Strabismus, as outlined by the American Optometric Association Clinical Practice Guideline, CPG-12, is a failure of binocular vision (eye teaming) that is typically recognized as one or both eyes that turn inward (esotropia) or outward (exotropia) and/or up or down (hyper/hypotropia) that occurs in about 3% or 1 in 30 individuals worldwide. But, the impact goes much deeper into the life of the person with Strabismus than just an obvious cosmetic appearance, which has its own serious impact on the emotional wellness of the strabismic individual.
Research published in the American Journal of Ophthalmology, entitled: The effects of strabismus on quality of life in adults shows, that individuals with Strabismus (either with and without double vision) have many quality of life and emotional side effects that begin in childhood and continue throughout adulthood including but not limited to:
- Poor depth perception
- Reduced self confidence
- Difficulty interpersonal relationships
- Poor driving skills
- Negative feelings
- Poor reading ability
- Difficulty with eye contact
To bring this important information to an audience of doctors and vision therapists, the Annual Michigan Vision Therapy Study Group Meeting (MVTSG-2020) took place in Grand Rapids, Michigan on January 24-25, 2020 focused on the theme of Strabismus and Amblyopia. Presenters came to speak on these topics from around the US, Internationally and throughout Michigan and was the largest attended MVTSG meeting in it’s long history.
Kicking off the meeting was one of the world’s leading experts on the vision therapy management of Strabismus and author of the new book, The Shape of the Sky, Dr. David Cook.
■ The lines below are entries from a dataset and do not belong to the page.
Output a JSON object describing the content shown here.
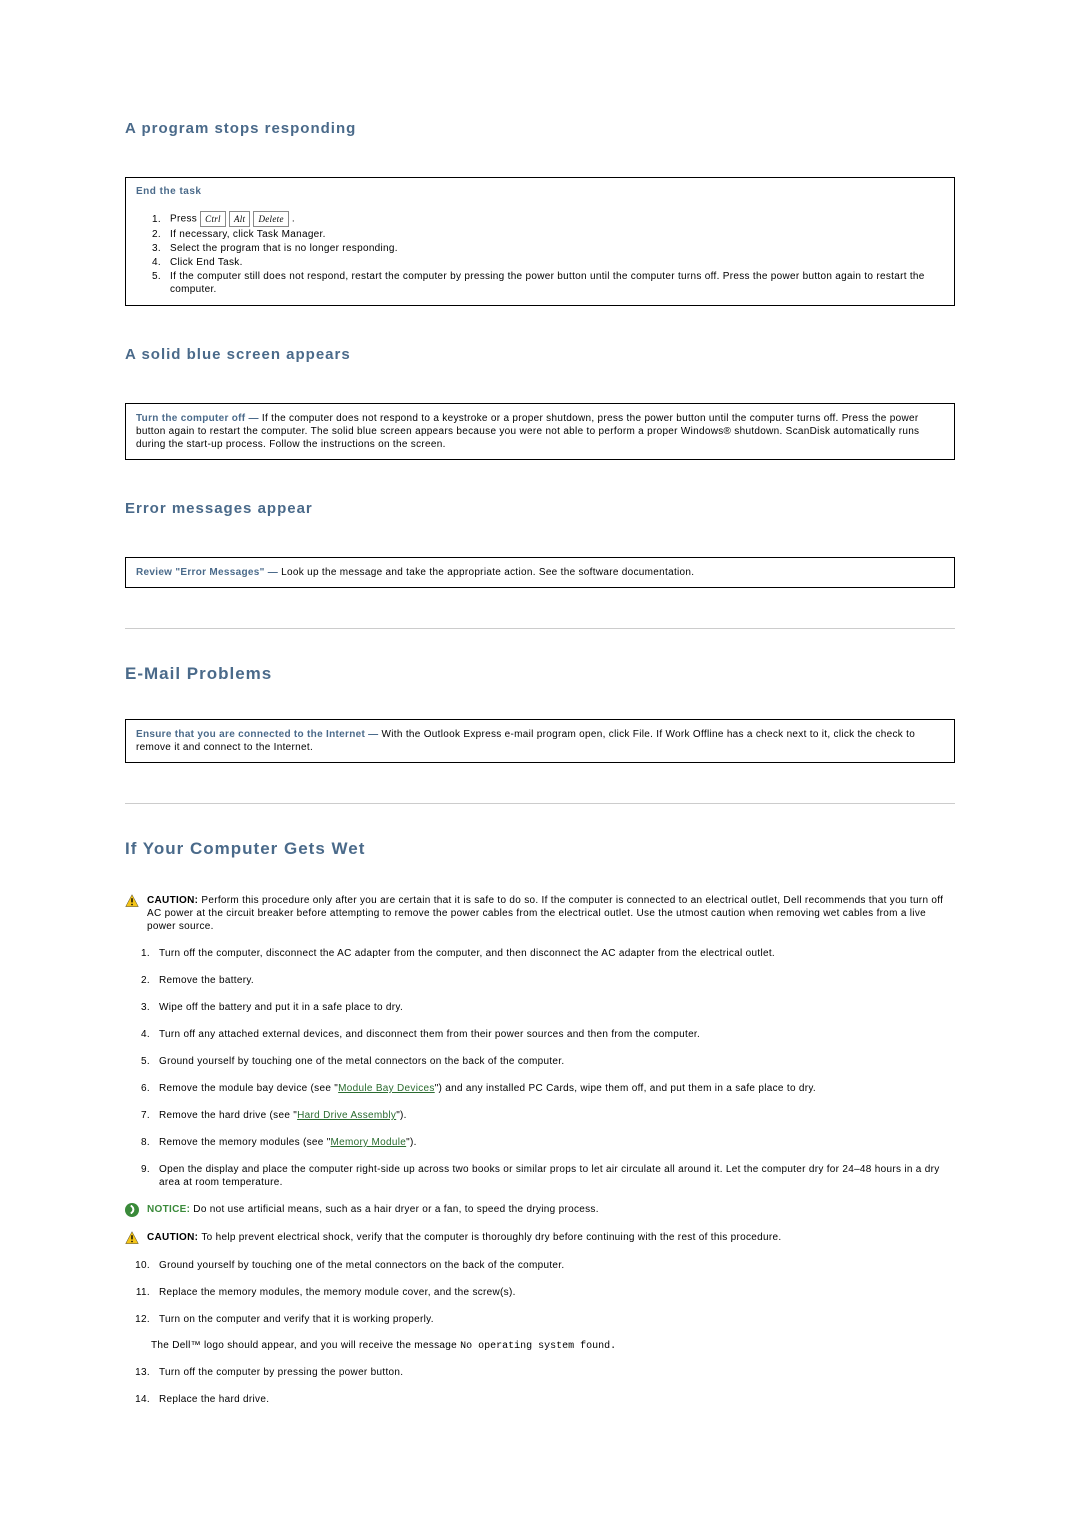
{
  "s1": {
    "heading": "A program stops responding",
    "boxTitle": "End the task",
    "steps": {
      "s0a": "Press ",
      "k1": "Ctrl",
      "k2": "Alt",
      "k3": "Delete",
      "s0b": " .",
      "s1": "If necessary, click Task Manager.",
      "s2": "Select the program that is no longer responding.",
      "s3": "Click End Task.",
      "s4": "If the computer still does not respond, restart the computer by pressing the power button until the computer turns off. Press the power button again to restart the computer."
    }
  },
  "s2": {
    "heading": "A solid blue screen appears",
    "lead": "Turn the computer off — ",
    "body": "If the computer does not respond to a keystroke or a proper shutdown, press the power button until the computer turns off. Press the power button again to restart the computer. The solid blue screen appears because you were not able to perform a proper Windows® shutdown. ScanDisk automatically runs during the start-up process. Follow the instructions on the screen."
  },
  "s3": {
    "heading": "Error messages appear",
    "lead": "Review \"Error Messages\" — ",
    "body": "Look up the message and take the appropriate action. See the software documentation."
  },
  "s4": {
    "heading": "E-Mail Problems",
    "lead": "Ensure that you are connected to the Internet — ",
    "body": "With the Outlook Express e-mail program open, click File. If Work Offline has a check next to it, click the check to remove it and connect to the Internet."
  },
  "s5": {
    "heading": "If Your Computer Gets Wet",
    "caution1": {
      "label": "CAUTION: ",
      "text": "Perform this procedure only after you are certain that it is safe to do so. If the computer is connected to an electrical outlet, Dell recommends that you turn off AC power at the circuit breaker before attempting to remove the power cables from the electrical outlet. Use the utmost caution when removing wet cables from a live power source."
    },
    "steps1": {
      "i1": "Turn off the computer, disconnect the AC adapter from the computer, and then disconnect the AC adapter from the electrical outlet.",
      "i2": "Remove the battery.",
      "i3": "Wipe off the battery and put it in a safe place to dry.",
      "i4": "Turn off any attached external devices, and disconnect them from their power sources and then from the computer.",
      "i5": "Ground yourself by touching one of the metal connectors on the back of the computer.",
      "i6a": "Remove the module bay device (see \"",
      "i6link": "Module Bay Devices",
      "i6b": "\") and any installed PC Cards, wipe them off, and put them in a safe place to dry.",
      "i7a": "Remove the hard drive (see \"",
      "i7link": "Hard Drive Assembly",
      "i7b": "\").",
      "i8a": "Remove the memory modules (see \"",
      "i8link": "Memory Module",
      "i8b": "\").",
      "i9": "Open the display and place the computer right-side up across two books or similar props to let air circulate all around it. Let the computer dry for 24–48 hours in a dry area at room temperature."
    },
    "notice": {
      "label": "NOTICE: ",
      "text": "Do not use artificial means, such as a hair dryer or a fan, to speed the drying process."
    },
    "caution2": {
      "label": "CAUTION: ",
      "text": "To help prevent electrical shock, verify that the computer is thoroughly dry before continuing with the rest of this procedure."
    },
    "steps2": {
      "i10": "Ground yourself by touching one of the metal connectors on the back of the computer.",
      "i11": "Replace the memory modules, the memory module cover, and the screw(s).",
      "i12": "Turn on the computer and verify that it is working properly."
    },
    "para1a": "The Dell™ logo should appear, and you will receive the message ",
    "para1code": "No operating system found.",
    "steps3": {
      "i13": "Turn off the computer by pressing the power button.",
      "i14": "Replace the hard drive."
    }
  }
}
He outlined new techniques and methods for helping patients (adults and children) with strabismus to gain the ability to rapidly gain the ability to point the two eyes together, eliminate double vision and gain depth perception.
Our Wow Vision Therapy Grand Rapids Team, Dr. Alyssa Bartolini, Dr. Peter Silman and Collin Welsh, COVT, presented on the performance and emotional factors that affect the lives of those with Strabismus and outlined a comprehensive model of treatment using a top down (executive function) along with advanced office-based vision therapy including virtual reality in vision therapy at home. The results of this model of treatment has not only resulted in significant outcomes, for adults as well as children, in their binocular vision and development of depth perception for better coordination daily activities and driving, but has also had a dramatic effect on their confidence and emotional quality of life.
The Michigan Vision Therapy Study Group is recognized as a legendary 1.5 day vision therapy educational meeting that has taken place every year in the month of January in Michigan for the last 4 decades. It is a volunteer project with the intent of bringing together doctors and vision therapists with a passion for collaboration, teaching and expanding understanding of methods for helping patients to acquire better vision development through vision rehabilitation and vision therapy.
This year’s team of presenters were: Dr. David Cook, Dr. Bradley Habermehl, Dr. Dan Fortenbacher, Dr. Alyssa Bartolini, Dr. Johann Schlager, resident, Dr. Peter Silman, resident, Cheryl Dortch, COVT, Collin Welsch,COVT, Dr. Mohamed Moussa, Abeer Ahmed, MBChB and vision therapists, Amina Weed and Monica Fehrs, Dr. Stephanie Enriquez and vision therapists, Dr. Steven Ingersoll, Dr. Luke Lirones, resident and Dr. Paula McDowell.
Michigan Vision Therapy Study Group – 2020
Dan L. Fortenbacher, O.D., FCOVD